Another highlight was Bodega Gimenez Riili, where the tasting was accompanied by some light snacks. One of the elder statesman of the family dropped by and took a liking to me because I spoke some Spanish. He was kind enough to top me up with a bit extra of the most expensive wine on the tasting, so that’s as good a reason as any to speak Spanish.
Maipu: This valley boasts some of Argentina’s oldest vineyards. We got here by public bus and rented bikes from Mr Hugo, a jovial character who has become something of an institution in these parts. There is a fantastic range of wineries here, from historic old places such as Di Tommaso, to snazzy glass and concrete bodegas such as Tempus Alba, where we stayed for an extra glass.
Despite being one of the best areas for great tastings and tours, Maipu sadly isn’t as easy to get around as Lujan de Cuyo. The road is long, potholed and busy with heavy goods vehicles so cycling can be arduous and hair-raising at times, especially after the first few tastings. I reckon we cycled about 20km on the day, not something that should be accompanied by alcohol. So I’d suggest taking a bus tour for this one.
Back in the city, try the tasting room run by The Vines of Mendoza for a tasting in a more relaxed setting, where you can stagger home on foot rather than having to weave around startled pedestrians on a bike.
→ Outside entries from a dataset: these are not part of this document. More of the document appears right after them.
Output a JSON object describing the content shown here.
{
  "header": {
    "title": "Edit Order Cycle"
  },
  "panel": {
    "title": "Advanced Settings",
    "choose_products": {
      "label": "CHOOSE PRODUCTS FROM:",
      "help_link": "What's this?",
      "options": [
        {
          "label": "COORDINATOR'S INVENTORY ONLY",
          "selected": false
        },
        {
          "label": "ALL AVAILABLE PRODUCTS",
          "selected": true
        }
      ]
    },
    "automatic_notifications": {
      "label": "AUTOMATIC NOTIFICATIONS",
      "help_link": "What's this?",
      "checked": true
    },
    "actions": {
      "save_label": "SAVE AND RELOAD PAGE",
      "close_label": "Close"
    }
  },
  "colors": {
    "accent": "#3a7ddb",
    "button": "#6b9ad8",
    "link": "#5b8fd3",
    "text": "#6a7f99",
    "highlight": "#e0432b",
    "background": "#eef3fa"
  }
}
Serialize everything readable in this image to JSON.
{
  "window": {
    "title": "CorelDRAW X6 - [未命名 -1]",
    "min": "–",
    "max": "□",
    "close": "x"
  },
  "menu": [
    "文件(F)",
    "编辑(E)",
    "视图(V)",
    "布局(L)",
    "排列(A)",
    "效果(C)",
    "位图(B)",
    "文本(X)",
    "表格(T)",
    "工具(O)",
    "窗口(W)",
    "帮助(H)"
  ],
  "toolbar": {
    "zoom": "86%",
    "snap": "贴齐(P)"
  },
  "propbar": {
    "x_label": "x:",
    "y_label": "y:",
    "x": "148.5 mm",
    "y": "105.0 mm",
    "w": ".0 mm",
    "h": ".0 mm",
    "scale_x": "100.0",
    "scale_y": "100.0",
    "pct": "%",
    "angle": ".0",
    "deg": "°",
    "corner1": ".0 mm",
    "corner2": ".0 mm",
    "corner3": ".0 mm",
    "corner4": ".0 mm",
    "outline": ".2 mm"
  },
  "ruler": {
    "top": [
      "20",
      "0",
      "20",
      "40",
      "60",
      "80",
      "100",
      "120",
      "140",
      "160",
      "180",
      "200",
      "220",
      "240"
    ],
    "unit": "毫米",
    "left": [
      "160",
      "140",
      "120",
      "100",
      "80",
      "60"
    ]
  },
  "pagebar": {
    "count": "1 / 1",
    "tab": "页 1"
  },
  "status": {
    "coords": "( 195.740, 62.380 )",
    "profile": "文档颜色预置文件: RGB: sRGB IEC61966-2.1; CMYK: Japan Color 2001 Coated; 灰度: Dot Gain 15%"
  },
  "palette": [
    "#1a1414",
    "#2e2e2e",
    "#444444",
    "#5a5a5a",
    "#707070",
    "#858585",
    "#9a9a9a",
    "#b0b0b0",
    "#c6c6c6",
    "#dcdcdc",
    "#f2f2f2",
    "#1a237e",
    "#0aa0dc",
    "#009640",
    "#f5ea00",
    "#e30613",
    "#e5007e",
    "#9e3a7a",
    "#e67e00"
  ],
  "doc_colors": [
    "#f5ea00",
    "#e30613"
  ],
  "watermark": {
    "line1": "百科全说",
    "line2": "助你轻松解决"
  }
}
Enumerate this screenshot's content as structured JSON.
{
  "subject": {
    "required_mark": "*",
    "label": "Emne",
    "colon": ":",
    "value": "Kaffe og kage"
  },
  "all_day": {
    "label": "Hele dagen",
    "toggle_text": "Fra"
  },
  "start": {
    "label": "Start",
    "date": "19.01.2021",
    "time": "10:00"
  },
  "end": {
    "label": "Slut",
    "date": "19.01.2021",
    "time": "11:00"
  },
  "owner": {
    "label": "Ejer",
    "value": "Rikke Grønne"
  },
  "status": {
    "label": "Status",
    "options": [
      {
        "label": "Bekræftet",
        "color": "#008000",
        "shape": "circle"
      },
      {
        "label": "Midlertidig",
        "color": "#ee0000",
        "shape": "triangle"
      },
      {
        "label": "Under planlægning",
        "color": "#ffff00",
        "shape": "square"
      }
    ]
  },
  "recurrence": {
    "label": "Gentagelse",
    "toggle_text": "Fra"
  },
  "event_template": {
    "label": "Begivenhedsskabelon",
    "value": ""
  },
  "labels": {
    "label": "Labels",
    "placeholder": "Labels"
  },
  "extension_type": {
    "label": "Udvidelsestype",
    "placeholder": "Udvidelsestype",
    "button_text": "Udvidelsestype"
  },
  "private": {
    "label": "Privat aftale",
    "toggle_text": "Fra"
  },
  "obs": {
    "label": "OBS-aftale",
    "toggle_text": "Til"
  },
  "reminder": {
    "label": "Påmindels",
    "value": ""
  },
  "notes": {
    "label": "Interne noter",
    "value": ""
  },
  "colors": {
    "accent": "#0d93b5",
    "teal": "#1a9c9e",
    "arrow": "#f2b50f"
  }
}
In most parts of the world, wine accompanies the meal. In Mendoza, their priorities are reversed. However, there are some mouthwatering meals to be had at the city’s upmarket eateries if you really must have something to go with your wine.
We went above our usual budget here, as a mix-up with currency meant we had a lot of pesos and not much time to spend them before leaving for Chile. As no-one wants Argentinian pesos (the exchange rate on the Chilean border is miserly) we felt we might as well spend the cash on great food rather than lose half of it at the bureau de change.
Here are our highlights. Click on the restaurant name for TripAdvisor reviews:-
The undisputed king of our Mendoza meals. The ethos of this classic and peaceful establishment is to draw together the cuisine of seven regions in Argentina (hence the name, meaning Seven Cuisines). It was here that we fulfilled our ambition of managing two bottles of wine with dinner, a degustation menu packed with a succession of delights.
Meaning ‘saffron’, this place is listed among Mendoza’s top restaurants but we thought it was a touch overrated. They make a big deal of the sommelier’s wine suggestions but by the time he got to us, we were halfway through the meal and it was too late to order a bottle. However, the lamb cutlets were juicy and delicious, which is about as important as anything else in life.
Less pretentious (and cheaper) than the first two but a really nice spot with a beautiful garden. I’d say it’s better as a lunch venue, with a good value Menu Ejecutivo (best translation: ‘working lunch menu’). Try a delicious pasta nicoise and indulge yourselves with the macaroons and other pastries from the bakery a few doors down.
A great spot to sit outdoors and watch the world go by as you feast. This place seemed very popular with locals and for good reason. I wouldn’t call it haute cuisine exactly but the simple fish dish I had was cooked to perfection, flaky but with substance and bags of flavour.
* A quick word as well for Hostel Lao, one of the best hostels we found in Latin America. Friendly, helpful staff, clean and quiet room, fast WiFi, good kitchen, nice guests and a decent location, all for good value. Stay here if you can.*